MET2013 uses 2013 metro area definitions while the 2021 ACS summary data use 2020 metro definitions. In addition, as explained in the MET2013 variable description, MET2013 is not always exact because the source PUMS files do not identify any sub-state geographies other than PUMAs, and MET2013 identifies only the metro area that respondents are likely to live in based on available PUMA information. MET2013 allows for a 15% population mismatch tolerance between PUMAs and a 2013 metro area, which is based on 2010 population totals for samples that use 2010 PUMAs, as the 2021 ACS sample does. This means a population summary based on MET2013 could be off by more than 15% from the ACS summary data if there has been significant population change in the area since 2010 (as is the case for Asheville in 2021). The MET2013 variable description also provides links to more information about the degree and type of mismatch for each metro area.
Got it. If I want household estimates for metro areas is Met2013 still the best variable to use (if I want to avoid the metro by metro summary of PUMAs)? Related, is a Met2023 in the works at IPUMS, and if so when might it be released?
To get metro-area estimates from current ACS microdata, MET2013 is the best available option in IPUMS USA.
By “metro by metro summary of PUMAs,” do you mean deriving metro-area estimates based on PUMA info?
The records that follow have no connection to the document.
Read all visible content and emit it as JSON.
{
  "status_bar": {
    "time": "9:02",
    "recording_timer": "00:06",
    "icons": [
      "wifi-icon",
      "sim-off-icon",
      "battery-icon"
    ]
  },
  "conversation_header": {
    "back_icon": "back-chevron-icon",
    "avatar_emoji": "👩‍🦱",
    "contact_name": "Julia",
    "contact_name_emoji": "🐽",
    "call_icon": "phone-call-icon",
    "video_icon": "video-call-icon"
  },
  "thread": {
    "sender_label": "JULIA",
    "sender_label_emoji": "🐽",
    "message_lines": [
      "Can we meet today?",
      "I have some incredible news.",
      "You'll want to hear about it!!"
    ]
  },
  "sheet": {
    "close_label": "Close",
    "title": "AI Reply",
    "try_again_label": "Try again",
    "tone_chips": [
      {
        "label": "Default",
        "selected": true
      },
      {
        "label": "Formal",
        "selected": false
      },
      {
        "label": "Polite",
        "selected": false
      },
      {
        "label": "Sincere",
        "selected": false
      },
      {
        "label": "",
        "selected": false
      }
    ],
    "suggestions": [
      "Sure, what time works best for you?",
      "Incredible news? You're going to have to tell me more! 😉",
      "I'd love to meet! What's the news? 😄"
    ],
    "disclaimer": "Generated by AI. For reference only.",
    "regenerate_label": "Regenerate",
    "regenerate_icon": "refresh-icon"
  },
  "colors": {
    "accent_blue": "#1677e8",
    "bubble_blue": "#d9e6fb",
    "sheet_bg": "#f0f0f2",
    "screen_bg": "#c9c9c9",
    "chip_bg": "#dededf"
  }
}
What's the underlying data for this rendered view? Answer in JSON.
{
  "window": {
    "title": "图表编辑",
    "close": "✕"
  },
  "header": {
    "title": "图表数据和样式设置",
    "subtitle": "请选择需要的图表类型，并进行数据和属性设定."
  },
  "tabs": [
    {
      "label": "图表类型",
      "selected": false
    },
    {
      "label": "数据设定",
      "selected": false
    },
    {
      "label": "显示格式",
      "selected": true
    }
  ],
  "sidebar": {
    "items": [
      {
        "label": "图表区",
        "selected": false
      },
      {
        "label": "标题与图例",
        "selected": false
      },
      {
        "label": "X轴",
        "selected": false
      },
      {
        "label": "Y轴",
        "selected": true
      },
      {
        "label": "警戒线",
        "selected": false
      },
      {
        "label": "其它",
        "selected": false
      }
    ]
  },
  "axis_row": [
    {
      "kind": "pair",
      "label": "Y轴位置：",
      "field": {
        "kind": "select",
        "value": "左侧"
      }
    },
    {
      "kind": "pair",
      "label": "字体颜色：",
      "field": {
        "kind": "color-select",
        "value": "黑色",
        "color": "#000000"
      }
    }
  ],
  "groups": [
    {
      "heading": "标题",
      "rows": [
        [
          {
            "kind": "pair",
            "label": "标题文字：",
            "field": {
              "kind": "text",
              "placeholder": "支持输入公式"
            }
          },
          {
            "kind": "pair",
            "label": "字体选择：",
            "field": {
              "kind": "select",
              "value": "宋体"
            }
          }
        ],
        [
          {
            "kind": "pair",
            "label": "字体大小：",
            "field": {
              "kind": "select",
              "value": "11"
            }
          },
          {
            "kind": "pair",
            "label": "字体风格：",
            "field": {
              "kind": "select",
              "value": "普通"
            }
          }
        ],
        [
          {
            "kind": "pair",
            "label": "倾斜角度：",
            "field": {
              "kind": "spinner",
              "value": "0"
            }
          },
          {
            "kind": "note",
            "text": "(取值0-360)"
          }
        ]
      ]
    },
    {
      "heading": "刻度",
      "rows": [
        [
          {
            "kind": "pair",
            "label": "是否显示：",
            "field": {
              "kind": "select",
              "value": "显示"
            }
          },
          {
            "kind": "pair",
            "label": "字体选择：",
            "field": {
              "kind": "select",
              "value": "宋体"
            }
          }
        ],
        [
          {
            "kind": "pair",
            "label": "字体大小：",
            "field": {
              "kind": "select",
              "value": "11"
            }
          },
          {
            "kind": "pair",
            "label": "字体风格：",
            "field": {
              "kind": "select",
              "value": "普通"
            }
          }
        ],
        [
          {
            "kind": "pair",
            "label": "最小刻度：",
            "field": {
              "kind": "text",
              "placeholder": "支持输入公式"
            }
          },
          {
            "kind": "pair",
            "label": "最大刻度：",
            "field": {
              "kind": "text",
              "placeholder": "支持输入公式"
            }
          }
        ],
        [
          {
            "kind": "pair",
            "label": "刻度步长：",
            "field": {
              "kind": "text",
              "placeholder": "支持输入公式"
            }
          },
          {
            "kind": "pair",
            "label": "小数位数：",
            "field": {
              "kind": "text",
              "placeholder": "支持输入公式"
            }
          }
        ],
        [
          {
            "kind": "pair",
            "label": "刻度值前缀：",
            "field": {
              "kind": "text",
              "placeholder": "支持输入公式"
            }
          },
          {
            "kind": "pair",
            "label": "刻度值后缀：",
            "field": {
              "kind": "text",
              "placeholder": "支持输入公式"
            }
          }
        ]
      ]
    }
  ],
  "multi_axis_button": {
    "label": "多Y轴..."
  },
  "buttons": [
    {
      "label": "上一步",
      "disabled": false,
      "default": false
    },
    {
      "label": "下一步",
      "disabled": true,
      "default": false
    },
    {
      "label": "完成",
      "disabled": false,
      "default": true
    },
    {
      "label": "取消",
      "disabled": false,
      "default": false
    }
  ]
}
If so, that’s basically how MET2013 works already. One thing you could achieve by going back to the PUMAs yourself is to generate info for metro areas that MET2013 doesn’t identify because their best-matching PUMAs exceed the 15% population mismatch threshold, or you could weight residents who live in split PUMAs according to the proportion of the PUMA population in the metro area, which would get you closer to the totals from the ACS summary tables.
Alternatively, IPUMS NHGIS provides ACS summary tables for metro areas (along with micro areas as “core-based statistical areas”).
Yes, we plan to add a MET2023 in the future. I’d speculate we’ll get there in a year or two. Our first priority will be extending MET2013 into the 2022 ACS samples, which will require extra effort because the 2022 samples will be the first to use new 2020 PUMAs.
Thank you for clarifying that 2022 will be the first to use the 2020 PUMAs!
Thanks for this response. Because I’m just looking at larger metro areas I think the MET2013 variable will meet my needs. Appreciate IPUMS doing the work to get these metro aggregations.